I wrote in detail about this 1960 game and why Blytheville was chosen for it in this Sporting Life Arkansas article, but I wasn’t able to fit in the game report and box score to the right. As you can see, Arkansas handled Ole Miss that December evening, a far cry from the Hogs’ recent ineptitude in the series.
Another fascinating tangent of this story involves an NBA exhibition game that was played in Blytheville, Arkansas in 1958. I had always assumed the first NBA preseason games were played at North Little Rock’s Alltel Arena in the early 2000s. How pitifully wrong I was.
The NBA champion St. Louis Hawks played the Philadelphia Warriors at Blytheville High School gym (which sat 3,200 people) on October 8, 1958.
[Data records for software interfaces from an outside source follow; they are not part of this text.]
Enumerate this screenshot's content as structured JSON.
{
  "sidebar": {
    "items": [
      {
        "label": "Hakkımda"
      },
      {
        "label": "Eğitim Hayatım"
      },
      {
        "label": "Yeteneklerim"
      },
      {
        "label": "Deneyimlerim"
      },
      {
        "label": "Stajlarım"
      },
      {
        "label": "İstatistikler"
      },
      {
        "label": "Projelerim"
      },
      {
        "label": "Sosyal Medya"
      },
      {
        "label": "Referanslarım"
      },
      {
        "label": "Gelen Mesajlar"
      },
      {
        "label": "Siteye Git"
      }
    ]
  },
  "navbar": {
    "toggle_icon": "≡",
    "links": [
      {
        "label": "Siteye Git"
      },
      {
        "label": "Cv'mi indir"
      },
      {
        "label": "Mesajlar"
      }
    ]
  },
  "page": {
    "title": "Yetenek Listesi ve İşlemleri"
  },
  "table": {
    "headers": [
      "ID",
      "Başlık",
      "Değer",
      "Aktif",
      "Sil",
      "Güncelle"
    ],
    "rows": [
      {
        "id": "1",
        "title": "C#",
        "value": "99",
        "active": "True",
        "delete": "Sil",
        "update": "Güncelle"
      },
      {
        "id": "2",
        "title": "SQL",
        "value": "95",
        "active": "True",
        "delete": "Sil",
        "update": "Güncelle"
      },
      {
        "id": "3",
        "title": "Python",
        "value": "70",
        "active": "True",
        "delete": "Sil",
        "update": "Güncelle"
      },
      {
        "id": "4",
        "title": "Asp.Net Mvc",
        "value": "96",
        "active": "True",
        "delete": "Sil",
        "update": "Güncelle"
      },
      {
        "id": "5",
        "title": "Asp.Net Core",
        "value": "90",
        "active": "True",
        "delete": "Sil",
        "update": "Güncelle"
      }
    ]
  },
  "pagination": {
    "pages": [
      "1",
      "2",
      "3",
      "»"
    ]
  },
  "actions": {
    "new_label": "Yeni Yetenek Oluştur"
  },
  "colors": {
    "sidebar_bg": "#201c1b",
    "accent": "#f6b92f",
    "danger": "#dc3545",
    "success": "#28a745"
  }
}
Yes, the world champions of basketball – with all-timers like Bob Pettit and Slater Martin – played in a Arkansas high school gym. That place must really have been the “Taj Mahal” of gyms from Memphis to St. Louis, as the one Blytheville longtime resident termed it.
If you don’t believe me, check out this game program on eBay. (unfortunately, I cannot find the result of the game, so please tell me if you know it)
By the way, this particular eBay seller has some very interesting items for the Mid South sports fan. Here are two of my favorites:
Little Rock’s Hall High fell to the nation’s No. 1-ranked high school team last night 60-45, which got me thinking how many other Arkansas basketball teams have actually had a shot at the national top dog before.
Most previous occurrences happened in the 1980s at Pine Bluff’s King Cotton Classic, which was the nation’s top prep basketball tournament in the winter. Indeed, ESPN’s first televised regular-season high school game was the 1987 King Cotton title game. The following articles are from the Arkansas Gazette.
1. Jan. 5, 1986
PINE BLUFF _ Flint Hill of Oakton, Va., really made sure pesky Pine Bluff wouldn’t stage their third upset comeback in the King Cotton Classic. The result: Flint Hill by 21-0 with 2:31 left in the first period. By the time it was officially over, the high-flying Falcons had disposed of the Zebras by 91-60 to wear the new King Cotton crown. Flint Hill, now 10-0, came with no intention other than to blow the Zebras away before a crowd of 4,700. The Zebras were no match. Using a killing full-court press, Flint Hill made mincemeat of the Zebras. The Falcons did it all and Pine Bluff destructed.
Pine Bluff committed 10 turnovers in the first quarter, and the Falcons turned most of them into layups. Sam Jefferson, the Falcon’s 6-10 center, established the inside domination by scoring the first five points. Pine Bluff’s Michael Mc Cray, who ignited the Zebras’ late comebacks, picked up three fouls with 4:44 left in the first period. The crowd cheered when sophomore Andra Sims scored on a layup at 2:17 and booed at 3:46 when Robert Pearson’s would-be basket was disallowed on a charging foul. Flint Hill led by 27-8 after the first eight minutes by 46-25 at the half and by 66-43 entering the final period. Dennis Scott, a multi-talented 6-6 junior, who was named tourney’s Most Valuable Player, finished with a game-high 28 points, 10 rebounds and five assists. Jefferson had 15, Richard Berry 12 and Brian Domalik 10. Domalik, a 6-0 point guard, also had eight assists and five steals. Pine Bluff, 5-5, was led by Sims’ 23 points and seven rebounds. Officials announced after the game that the Falcons would return to defend their crown.